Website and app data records
• • • • •

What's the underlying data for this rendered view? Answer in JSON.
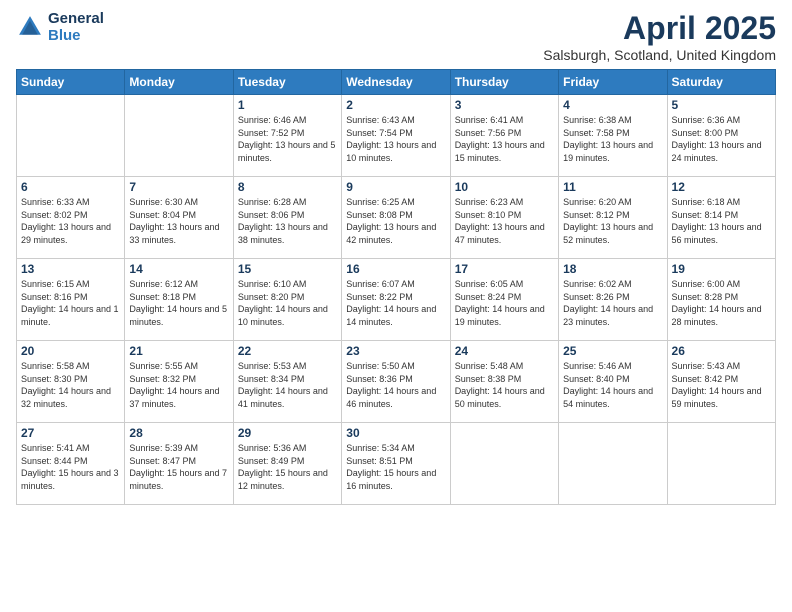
{
  "header": {
    "logo_line1": "General",
    "logo_line2": "Blue",
    "main_title": "April 2025",
    "subtitle": "Salsburgh, Scotland, United Kingdom"
  },
  "weekdays": [
    "Sunday",
    "Monday",
    "Tuesday",
    "Wednesday",
    "Thursday",
    "Friday",
    "Saturday"
  ],
  "weeks": [
    [
      {
        "day": "",
        "info": ""
      },
      {
        "day": "",
        "info": ""
      },
      {
        "day": "1",
        "info": "Sunrise: 6:46 AM\nSunset: 7:52 PM\nDaylight: 13 hours and 5 minutes."
      },
      {
        "day": "2",
        "info": "Sunrise: 6:43 AM\nSunset: 7:54 PM\nDaylight: 13 hours and 10 minutes."
      },
      {
        "day": "3",
        "info": "Sunrise: 6:41 AM\nSunset: 7:56 PM\nDaylight: 13 hours and 15 minutes."
      },
      {
        "day": "4",
        "info": "Sunrise: 6:38 AM\nSunset: 7:58 PM\nDaylight: 13 hours and 19 minutes."
      },
      {
        "day": "5",
        "info": "Sunrise: 6:36 AM\nSunset: 8:00 PM\nDaylight: 13 hours and 24 minutes."
      }
    ],
    [
      {
        "day": "6",
        "info": "Sunrise: 6:33 AM\nSunset: 8:02 PM\nDaylight: 13 hours and 29 minutes."
      },
      {
        "day": "7",
        "info": "Sunrise: 6:30 AM\nSunset: 8:04 PM\nDaylight: 13 hours and 33 minutes."
      },
      {
        "day": "8",
        "info": "Sunrise: 6:28 AM\nSunset: 8:06 PM\nDaylight: 13 hours and 38 minutes."
      },
      {
        "day": "9",
        "info": "Sunrise: 6:25 AM\nSunset: 8:08 PM\nDaylight: 13 hours and 42 minutes."
      },
      {
        "day": "10",
        "info": "Sunrise: 6:23 AM\nSunset: 8:10 PM\nDaylight: 13 hours and 47 minutes."
      },
      {
        "day": "11",
        "info": "Sunrise: 6:20 AM\nSunset: 8:12 PM\nDaylight: 13 hours and 52 minutes."
      },
      {
        "day": "12",
        "info": "Sunrise: 6:18 AM\nSunset: 8:14 PM\nDaylight: 13 hours and 56 minutes."
      }
    ],
    [
      {
        "day": "13",
        "info": "Sunrise: 6:15 AM\nSunset: 8:16 PM\nDaylight: 14 hours and 1 minute."
      },
      {
        "day": "14",
        "info": "Sunrise: 6:12 AM\nSunset: 8:18 PM\nDaylight: 14 hours and 5 minutes."
      },
      {
        "day": "15",
        "info": "Sunrise: 6:10 AM\nSunset: 8:20 PM\nDaylight: 14 hours and 10 minutes."
      },
      {
        "day": "16",
        "info": "Sunrise: 6:07 AM\nSunset: 8:22 PM\nDaylight: 14 hours and 14 minutes."
      },
      {
        "day": "17",
        "info": "Sunrise: 6:05 AM\nSunset: 8:24 PM\nDaylight: 14 hours and 19 minutes."
      },
      {
        "day": "18",
        "info": "Sunrise: 6:02 AM\nSunset: 8:26 PM\nDaylight: 14 hours and 23 minutes."
      },
      {
        "day": "19",
        "info": "Sunrise: 6:00 AM\nSunset: 8:28 PM\nDaylight: 14 hours and 28 minutes."
      }
    ],
    [
      {
        "day": "20",
        "info": "Sunrise: 5:58 AM\nSunset: 8:30 PM\nDaylight: 14 hours and 32 minutes."
      },
      {
        "day": "21",
        "info": "Sunrise: 5:55 AM\nSunset: 8:32 PM\nDaylight: 14 hours and 37 minutes."
      },
      {
        "day": "22",
        "info": "Sunrise: 5:53 AM\nSunset: 8:34 PM\nDaylight: 14 hours and 41 minutes."
      },
      {
        "day": "23",
        "info": "Sunrise: 5:50 AM\nSunset: 8:36 PM\nDaylight: 14 hours and 46 minutes."
      },
      {
        "day": "24",
        "info": "Sunrise: 5:48 AM\nSunset: 8:38 PM\nDaylight: 14 hours and 50 minutes."
      },
      {
        "day": "25",
        "info": "Sunrise: 5:46 AM\nSunset: 8:40 PM\nDaylight: 14 hours and 54 minutes."
      },
      {
        "day": "26",
        "info": "Sunrise: 5:43 AM\nSunset: 8:42 PM\nDaylight: 14 hours and 59 minutes."
      }
    ],
    [
      {
        "day": "27",
        "info": "Sunrise: 5:41 AM\nSunset: 8:44 PM\nDaylight: 15 hours and 3 minutes."
      },
      {
        "day": "28",
        "info": "Sunrise: 5:39 AM\nSunset: 8:47 PM\nDaylight: 15 hours and 7 minutes."
      },
      {
        "day": "29",
        "info": "Sunrise: 5:36 AM\nSunset: 8:49 PM\nDaylight: 15 hours and 12 minutes."
      },
      {
        "day": "30",
        "info": "Sunrise: 5:34 AM\nSunset: 8:51 PM\nDaylight: 15 hours and 16 minutes."
      },
      {
        "day": "",
        "info": ""
      },
      {
        "day": "",
        "info": ""
      },
      {
        "day": "",
        "info": ""
      }
    ]
  ]
}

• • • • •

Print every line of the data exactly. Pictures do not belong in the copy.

- **ANSWER TO THIS PROBLEM**:
What's the underlying data for this rendered view? Answer in JSON.
{
  "header": {
    "logo_line1": "General",
    "logo_line2": "Blue",
    "main_title": "April 2025",
    "subtitle": "Salsburgh, Scotland, United Kingdom"
  },
  "weekdays": [
    "Sunday",
    "Monday",
    "Tuesday",
    "Wednesday",
    "Thursday",
    "Friday",
    "Saturday"
  ],
  "weeks": [
    [
      {
        "day": "",
        "info": ""
      },
      {
        "day": "",
        "info": ""
      },
      {
        "day": "1",
        "info": "Sunrise: 6:46 AM\nSunset: 7:52 PM\nDaylight: 13 hours and 5 minutes."
      },
      {
        "day": "2",
        "info": "Sunrise: 6:43 AM\nSunset: 7:54 PM\nDaylight: 13 hours and 10 minutes."
      },
      {
        "day": "3",
        "info": "Sunrise: 6:41 AM\nSunset: 7:56 PM\nDaylight: 13 hours and 15 minutes."
      },
      {
        "day": "4",
        "info": "Sunrise: 6:38 AM\nSunset: 7:58 PM\nDaylight: 13 hours and 19 minutes."
      },
      {
        "day": "5",
        "info": "Sunrise: 6:36 AM\nSunset: 8:00 PM\nDaylight: 13 hours and 24 minutes."
      }
    ],
    [
      {
        "day": "6",
        "info": "Sunrise: 6:33 AM\nSunset: 8:02 PM\nDaylight: 13 hours and 29 minutes."
      },
      {
        "day": "7",
        "info": "Sunrise: 6:30 AM\nSunset: 8:04 PM\nDaylight: 13 hours and 33 minutes."
      },
      {
        "day": "8",
        "info": "Sunrise: 6:28 AM\nSunset: 8:06 PM\nDaylight: 13 hours and 38 minutes."
      },
      {
        "day": "9",
        "info": "Sunrise: 6:25 AM\nSunset: 8:08 PM\nDaylight: 13 hours and 42 minutes."
      },
      {
        "day": "10",
        "info": "Sunrise: 6:23 AM\nSunset: 8:10 PM\nDaylight: 13 hours and 47 minutes."
      },
      {
        "day": "11",
        "info": "Sunrise: 6:20 AM\nSunset: 8:12 PM\nDaylight: 13 hours and 52 minutes."
      },
      {
        "day": "12",
        "info": "Sunrise: 6:18 AM\nSunset: 8:14 PM\nDaylight: 13 hours and 56 minutes."
      }
    ],
    [
      {
        "day": "13",
        "info": "Sunrise: 6:15 AM\nSunset: 8:16 PM\nDaylight: 14 hours and 1 minute."
      },
      {
        "day": "14",
        "info": "Sunrise: 6:12 AM\nSunset: 8:18 PM\nDaylight: 14 hours and 5 minutes."
      },
      {
        "day": "15",
        "info": "Sunrise: 6:10 AM\nSunset: 8:20 PM\nDaylight: 14 hours and 10 minutes."
      },
      {
        "day": "16",
        "info": "Sunrise: 6:07 AM\nSunset: 8:22 PM\nDaylight: 14 hours and 14 minutes."
      },
      {
        "day": "17",
        "info": "Sunrise: 6:05 AM\nSunset: 8:24 PM\nDaylight: 14 hours and 19 minutes."
      },
      {
        "day": "18",
        "info": "Sunrise: 6:02 AM\nSunset: 8:26 PM\nDaylight: 14 hours and 23 minutes."
      },
      {
        "day": "19",
        "info": "Sunrise: 6:00 AM\nSunset: 8:28 PM\nDaylight: 14 hours and 28 minutes."
      }
    ],
    [
      {
        "day": "20",
        "info": "Sunrise: 5:58 AM\nSunset: 8:30 PM\nDaylight: 14 hours and 32 minutes."
      },
      {
        "day": "21",
        "info": "Sunrise: 5:55 AM\nSunset: 8:32 PM\nDaylight: 14 hours and 37 minutes."
      },
      {
        "day": "22",
        "info": "Sunrise: 5:53 AM\nSunset: 8:34 PM\nDaylight: 14 hours and 41 minutes."
      },
      {
        "day": "23",
        "info": "Sunrise: 5:50 AM\nSunset: 8:36 PM\nDaylight: 14 hours and 46 minutes."
      },
      {
        "day": "24",
        "info": "Sunrise: 5:48 AM\nSunset: 8:38 PM\nDaylight: 14 hours and 50 minutes."
      },
      {
        "day": "25",
        "info": "Sunrise: 5:46 AM\nSunset: 8:40 PM\nDaylight: 14 hours and 54 minutes."
      },
      {
        "day": "26",
        "info": "Sunrise: 5:43 AM\nSunset: 8:42 PM\nDaylight: 14 hours and 59 minutes."
      }
    ],
    [
      {
        "day": "27",
        "info": "Sunrise: 5:41 AM\nSunset: 8:44 PM\nDaylight: 15 hours and 3 minutes."
      },
      {
        "day": "28",
        "info": "Sunrise: 5:39 AM\nSunset: 8:47 PM\nDaylight: 15 hours and 7 minutes."
      },
      {
        "day": "29",
        "info": "Sunrise: 5:36 AM\nSunset: 8:49 PM\nDaylight: 15 hours and 12 minutes."
      },
      {
        "day": "30",
        "info": "Sunrise: 5:34 AM\nSunset: 8:51 PM\nDaylight: 15 hours and 16 minutes."
      },
      {
        "day": "",
        "info": ""
      },
      {
        "day": "",
        "info": ""
      },
      {
        "day": "",
        "info": ""
      }
    ]
  ]
}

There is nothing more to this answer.